> [What the task requires] Go through the listing that follows and report the number of lines with the string "text" in them, nothing more.

[Opening Entries provided section]

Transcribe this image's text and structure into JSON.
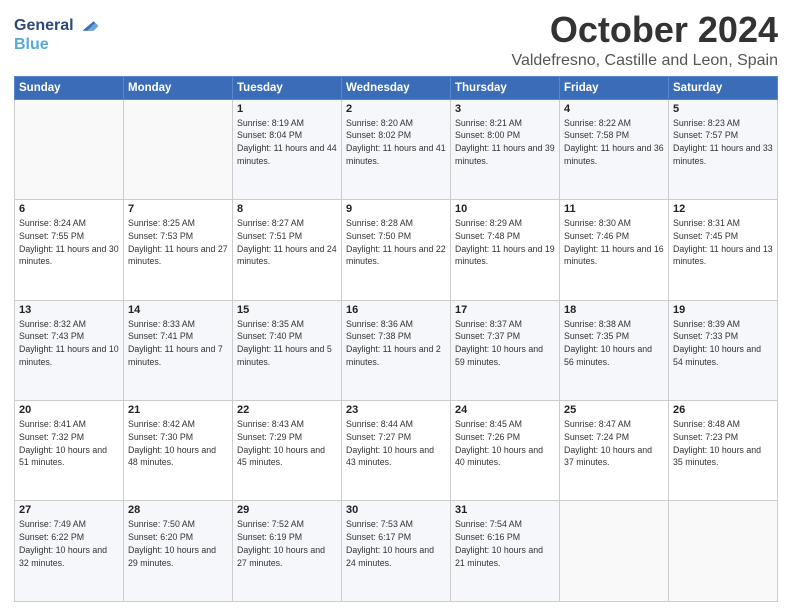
{
  "logo": {
    "line1": "General",
    "line2": "Blue"
  },
  "title": "October 2024",
  "subtitle": "Valdefresno, Castille and Leon, Spain",
  "weekdays": [
    "Sunday",
    "Monday",
    "Tuesday",
    "Wednesday",
    "Thursday",
    "Friday",
    "Saturday"
  ],
  "weeks": [
    [
      {
        "day": "",
        "info": ""
      },
      {
        "day": "",
        "info": ""
      },
      {
        "day": "1",
        "info": "Sunrise: 8:19 AM\nSunset: 8:04 PM\nDaylight: 11 hours and 44 minutes."
      },
      {
        "day": "2",
        "info": "Sunrise: 8:20 AM\nSunset: 8:02 PM\nDaylight: 11 hours and 41 minutes."
      },
      {
        "day": "3",
        "info": "Sunrise: 8:21 AM\nSunset: 8:00 PM\nDaylight: 11 hours and 39 minutes."
      },
      {
        "day": "4",
        "info": "Sunrise: 8:22 AM\nSunset: 7:58 PM\nDaylight: 11 hours and 36 minutes."
      },
      {
        "day": "5",
        "info": "Sunrise: 8:23 AM\nSunset: 7:57 PM\nDaylight: 11 hours and 33 minutes."
      }
    ],
    [
      {
        "day": "6",
        "info": "Sunrise: 8:24 AM\nSunset: 7:55 PM\nDaylight: 11 hours and 30 minutes."
      },
      {
        "day": "7",
        "info": "Sunrise: 8:25 AM\nSunset: 7:53 PM\nDaylight: 11 hours and 27 minutes."
      },
      {
        "day": "8",
        "info": "Sunrise: 8:27 AM\nSunset: 7:51 PM\nDaylight: 11 hours and 24 minutes."
      },
      {
        "day": "9",
        "info": "Sunrise: 8:28 AM\nSunset: 7:50 PM\nDaylight: 11 hours and 22 minutes."
      },
      {
        "day": "10",
        "info": "Sunrise: 8:29 AM\nSunset: 7:48 PM\nDaylight: 11 hours and 19 minutes."
      },
      {
        "day": "11",
        "info": "Sunrise: 8:30 AM\nSunset: 7:46 PM\nDaylight: 11 hours and 16 minutes."
      },
      {
        "day": "12",
        "info": "Sunrise: 8:31 AM\nSunset: 7:45 PM\nDaylight: 11 hours and 13 minutes."
      }
    ],
    [
      {
        "day": "13",
        "info": "Sunrise: 8:32 AM\nSunset: 7:43 PM\nDaylight: 11 hours and 10 minutes."
      },
      {
        "day": "14",
        "info": "Sunrise: 8:33 AM\nSunset: 7:41 PM\nDaylight: 11 hours and 7 minutes."
      },
      {
        "day": "15",
        "info": "Sunrise: 8:35 AM\nSunset: 7:40 PM\nDaylight: 11 hours and 5 minutes."
      },
      {
        "day": "16",
        "info": "Sunrise: 8:36 AM\nSunset: 7:38 PM\nDaylight: 11 hours and 2 minutes."
      },
      {
        "day": "17",
        "info": "Sunrise: 8:37 AM\nSunset: 7:37 PM\nDaylight: 10 hours and 59 minutes."
      },
      {
        "day": "18",
        "info": "Sunrise: 8:38 AM\nSunset: 7:35 PM\nDaylight: 10 hours and 56 minutes."
      },
      {
        "day": "19",
        "info": "Sunrise: 8:39 AM\nSunset: 7:33 PM\nDaylight: 10 hours and 54 minutes."
      }
    ],
    [
      {
        "day": "20",
        "info": "Sunrise: 8:41 AM\nSunset: 7:32 PM\nDaylight: 10 hours and 51 minutes."
      },
      {
        "day": "21",
        "info": "Sunrise: 8:42 AM\nSunset: 7:30 PM\nDaylight: 10 hours and 48 minutes."
      },
      {
        "day": "22",
        "info": "Sunrise: 8:43 AM\nSunset: 7:29 PM\nDaylight: 10 hours and 45 minutes."
      },
      {
        "day": "23",
        "info": "Sunrise: 8:44 AM\nSunset: 7:27 PM\nDaylight: 10 hours and 43 minutes."
      },
      {
        "day": "24",
        "info": "Sunrise: 8:45 AM\nSunset: 7:26 PM\nDaylight: 10 hours and 40 minutes."
      },
      {
        "day": "25",
        "info": "Sunrise: 8:47 AM\nSunset: 7:24 PM\nDaylight: 10 hours and 37 minutes."
      },
      {
        "day": "26",
        "info": "Sunrise: 8:48 AM\nSunset: 7:23 PM\nDaylight: 10 hours and 35 minutes."
      }
    ],
    [
      {
        "day": "27",
        "info": "Sunrise: 7:49 AM\nSunset: 6:22 PM\nDaylight: 10 hours and 32 minutes."
      },
      {
        "day": "28",
        "info": "Sunrise: 7:50 AM\nSunset: 6:20 PM\nDaylight: 10 hours and 29 minutes."
      },
      {
        "day": "29",
        "info": "Sunrise: 7:52 AM\nSunset: 6:19 PM\nDaylight: 10 hours and 27 minutes."
      },
      {
        "day": "30",
        "info": "Sunrise: 7:53 AM\nSunset: 6:17 PM\nDaylight: 10 hours and 24 minutes."
      },
      {
        "day": "31",
        "info": "Sunrise: 7:54 AM\nSunset: 6:16 PM\nDaylight: 10 hours and 21 minutes."
      },
      {
        "day": "",
        "info": ""
      },
      {
        "day": "",
        "info": ""
      }
    ]
  ]
}
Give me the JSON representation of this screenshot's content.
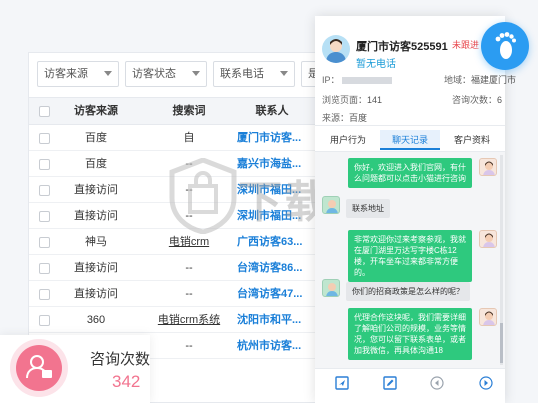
{
  "filters": [
    {
      "label": "访客来源"
    },
    {
      "label": "访客状态"
    },
    {
      "label": "联系电话"
    },
    {
      "label": "是"
    }
  ],
  "table": {
    "headers": {
      "source": "访客来源",
      "keyword": "搜索词",
      "contact": "联系人"
    },
    "rows": [
      {
        "source": "百度",
        "keyword": "自",
        "contact": "厦门市访客..."
      },
      {
        "source": "百度",
        "keyword": "--",
        "contact": "嘉兴市海盐..."
      },
      {
        "source": "直接访问",
        "keyword": "--",
        "contact": "深圳市福田..."
      },
      {
        "source": "直接访问",
        "keyword": "--",
        "contact": "深圳市福田..."
      },
      {
        "source": "神马",
        "keyword": "电销crm",
        "contact": "广西访客63..."
      },
      {
        "source": "直接访问",
        "keyword": "--",
        "contact": "台湾访客86..."
      },
      {
        "source": "直接访问",
        "keyword": "--",
        "contact": "台湾访客47..."
      },
      {
        "source": "360",
        "keyword": "电销crm系统",
        "contact": "沈阳市和平..."
      },
      {
        "source": "",
        "keyword": "--",
        "contact": "杭州市访客..."
      }
    ]
  },
  "watermark": "下载",
  "stat_card": {
    "label": "咨询次数",
    "value": "342",
    "accent": "#f2748f"
  },
  "chat": {
    "visitor_name": "厦门市访客525591",
    "phone_prompt": "暂无电话",
    "status": "未跟进",
    "info": {
      "ip_label": "IP：",
      "region_label": "地域：",
      "region_value": "福建厦门市",
      "views_label": "浏览页面：",
      "views_value": "141",
      "consult_label": "咨询次数：",
      "consult_value": "6",
      "source_label": "来源：",
      "source_value": "百度"
    },
    "tabs": [
      "用户行为",
      "聊天记录",
      "客户资料"
    ],
    "messages": [
      {
        "from": "staff",
        "text": "你好，欢迎进入我们官网，有什么问题都可以点击小猫进行咨询"
      },
      {
        "from": "visitor",
        "text": "联系地址"
      },
      {
        "from": "staff",
        "text": "非常欢迎你过来考察参观，我就在厦门湖里万达写字楼C栋12楼，开车坐车过来都非常方便的。"
      },
      {
        "from": "visitor",
        "text": "你们的招商政策是怎么样的呢？"
      },
      {
        "from": "staff",
        "text": "代理合作这块呢，我们需要详细了解咱们公司的规模，业务等情况，您可以留下联系表单，或者加我微信，再具体沟通18"
      }
    ],
    "accent": "#2b9cf2",
    "bubble_color": "#2ec97e"
  }
}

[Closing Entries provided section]

> [Response] 6